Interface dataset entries

# # # # #

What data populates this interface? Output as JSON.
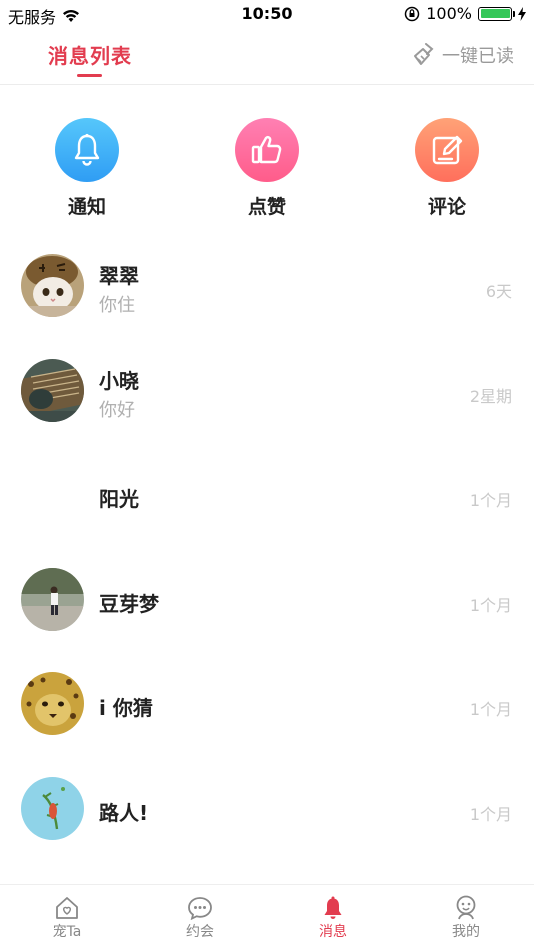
{
  "status_bar": {
    "carrier": "无服务",
    "time": "10:50",
    "battery": "100%",
    "battery_level": 1.0
  },
  "header": {
    "title": "消息列表",
    "read_all": "一键已读"
  },
  "shortcuts": [
    {
      "label": "通知",
      "icon": "bell-icon",
      "color_top": "#56c7fb",
      "color_bottom": "#2f9df4"
    },
    {
      "label": "点赞",
      "icon": "thumb-up-icon",
      "color_top": "#ff80b3",
      "color_bottom": "#ff5c8a"
    },
    {
      "label": "评论",
      "icon": "edit-icon",
      "color_top": "#ffa277",
      "color_bottom": "#ff6f5c"
    }
  ],
  "messages": [
    {
      "name": "翠翠",
      "preview": "你住",
      "time": "6天",
      "avatar": "cat-avatar"
    },
    {
      "name": "小晓",
      "preview": "你好",
      "time": "2星期",
      "avatar": "guitar-avatar"
    },
    {
      "name": "阳光",
      "preview": "",
      "time": "1个月",
      "avatar": "none"
    },
    {
      "name": "豆芽梦",
      "preview": "",
      "time": "1个月",
      "avatar": "person-avatar"
    },
    {
      "name": "i 你猜",
      "preview": "",
      "time": "1个月",
      "avatar": "leopard-avatar"
    },
    {
      "name": "路人!",
      "preview": "",
      "time": "1个月",
      "avatar": "bird-avatar"
    }
  ],
  "tabbar": [
    {
      "label": "宠Ta",
      "icon": "home-icon",
      "active": false
    },
    {
      "label": "约会",
      "icon": "chat-icon",
      "active": false
    },
    {
      "label": "消息",
      "icon": "bell-icon",
      "active": true
    },
    {
      "label": "我的",
      "icon": "profile-icon",
      "active": false
    }
  ],
  "colors": {
    "accent": "#e23c4f",
    "muted": "#9a9a9a"
  }
}
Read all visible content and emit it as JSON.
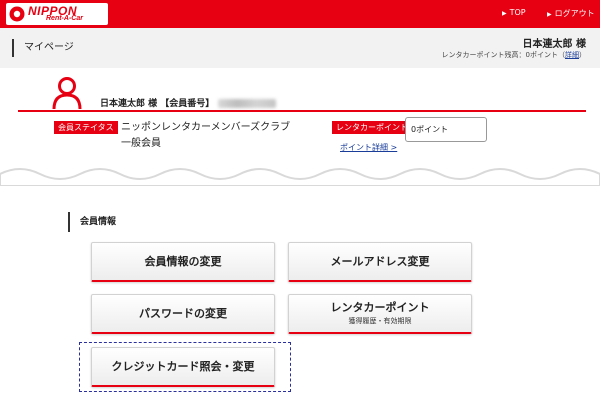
{
  "header": {
    "logo_top": "NIPPON",
    "logo_bottom": "Rent-A-Car",
    "links": {
      "top": "TOP",
      "logout": "ログアウト"
    }
  },
  "page": {
    "title": "マイページ",
    "user_name": "日本連太郎 様",
    "points_summary_prefix": "レンタカーポイント残高：0ポイント（",
    "points_summary_link": "詳細",
    "points_summary_suffix": "）"
  },
  "member": {
    "name_line": "日本連太郎 様 【会員番号】",
    "status_label": "会員ステイタス",
    "status_line1": "ニッポンレンタカーメンバーズクラブ",
    "status_line2": "一般会員",
    "points_label": "レンタカーポイント",
    "points_value": "0ポイント",
    "points_detail_link": "ポイント詳細 >"
  },
  "section": {
    "title": "会員情報",
    "buttons": {
      "edit_member": "会員情報の変更",
      "change_email": "メールアドレス変更",
      "change_password": "パスワードの変更",
      "rentacar_points": "レンタカーポイント",
      "rentacar_points_sub": "獲得履歴・有効期限",
      "credit_card": "クレジットカード照会・変更"
    }
  },
  "colors": {
    "brand_red": "#e60012",
    "link_blue": "#1a3d99",
    "highlight_border": "#2a2f9e"
  }
}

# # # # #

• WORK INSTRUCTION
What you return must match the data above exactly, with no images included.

• OUTPUT BELOW
What data populates this interface? Output as JSON.
{
  "status_bar": {
    "carrier": "无服务",
    "time": "10:50",
    "battery": "100%",
    "battery_level": 1.0
  },
  "header": {
    "title": "消息列表",
    "read_all": "一键已读"
  },
  "shortcuts": [
    {
      "label": "通知",
      "icon": "bell-icon",
      "color_top": "#56c7fb",
      "color_bottom": "#2f9df4"
    },
    {
      "label": "点赞",
      "icon": "thumb-up-icon",
      "color_top": "#ff80b3",
      "color_bottom": "#ff5c8a"
    },
    {
      "label": "评论",
      "icon": "edit-icon",
      "color_top": "#ffa277",
      "color_bottom": "#ff6f5c"
    }
  ],
  "messages": [
    {
      "name": "翠翠",
      "preview": "你住",
      "time": "6天",
      "avatar": "cat-avatar"
    },
    {
      "name": "小晓",
      "preview": "你好",
      "time": "2星期",
      "avatar": "guitar-avatar"
    },
    {
      "name": "阳光",
      "preview": "",
      "time": "1个月",
      "avatar": "none"
    },
    {
      "name": "豆芽梦",
      "preview": "",
      "time": "1个月",
      "avatar": "person-avatar"
    },
    {
      "name": "i 你猜",
      "preview": "",
      "time": "1个月",
      "avatar": "leopard-avatar"
    },
    {
      "name": "路人!",
      "preview": "",
      "time": "1个月",
      "avatar": "bird-avatar"
    }
  ],
  "tabbar": [
    {
      "label": "宠Ta",
      "icon": "home-icon",
      "active": false
    },
    {
      "label": "约会",
      "icon": "chat-icon",
      "active": false
    },
    {
      "label": "消息",
      "icon": "bell-icon",
      "active": true
    },
    {
      "label": "我的",
      "icon": "profile-icon",
      "active": false
    }
  ],
  "colors": {
    "accent": "#e23c4f",
    "muted": "#9a9a9a"
  }
}
Read all visible content and emit it as JSON.
{
  "header": {
    "logo_top": "NIPPON",
    "logo_bottom": "Rent-A-Car",
    "links": {
      "top": "TOP",
      "logout": "ログアウト"
    }
  },
  "page": {
    "title": "マイページ",
    "user_name": "日本連太郎 様",
    "points_summary_prefix": "レンタカーポイント残高：0ポイント（",
    "points_summary_link": "詳細",
    "points_summary_suffix": "）"
  },
  "member": {
    "name_line": "日本連太郎 様 【会員番号】",
    "status_label": "会員ステイタス",
    "status_line1": "ニッポンレンタカーメンバーズクラブ",
    "status_line2": "一般会員",
    "points_label": "レンタカーポイント",
    "points_value": "0ポイント",
    "points_detail_link": "ポイント詳細 >"
  },
  "section": {
    "title": "会員情報",
    "buttons": {
      "edit_member": "会員情報の変更",
      "change_email": "メールアドレス変更",
      "change_password": "パスワードの変更",
      "rentacar_points": "レンタカーポイント",
      "rentacar_points_sub": "獲得履歴・有効期限",
      "credit_card": "クレジットカード照会・変更"
    }
  },
  "colors": {
    "brand_red": "#e60012",
    "link_blue": "#1a3d99",
    "highlight_border": "#2a2f9e"
  }
}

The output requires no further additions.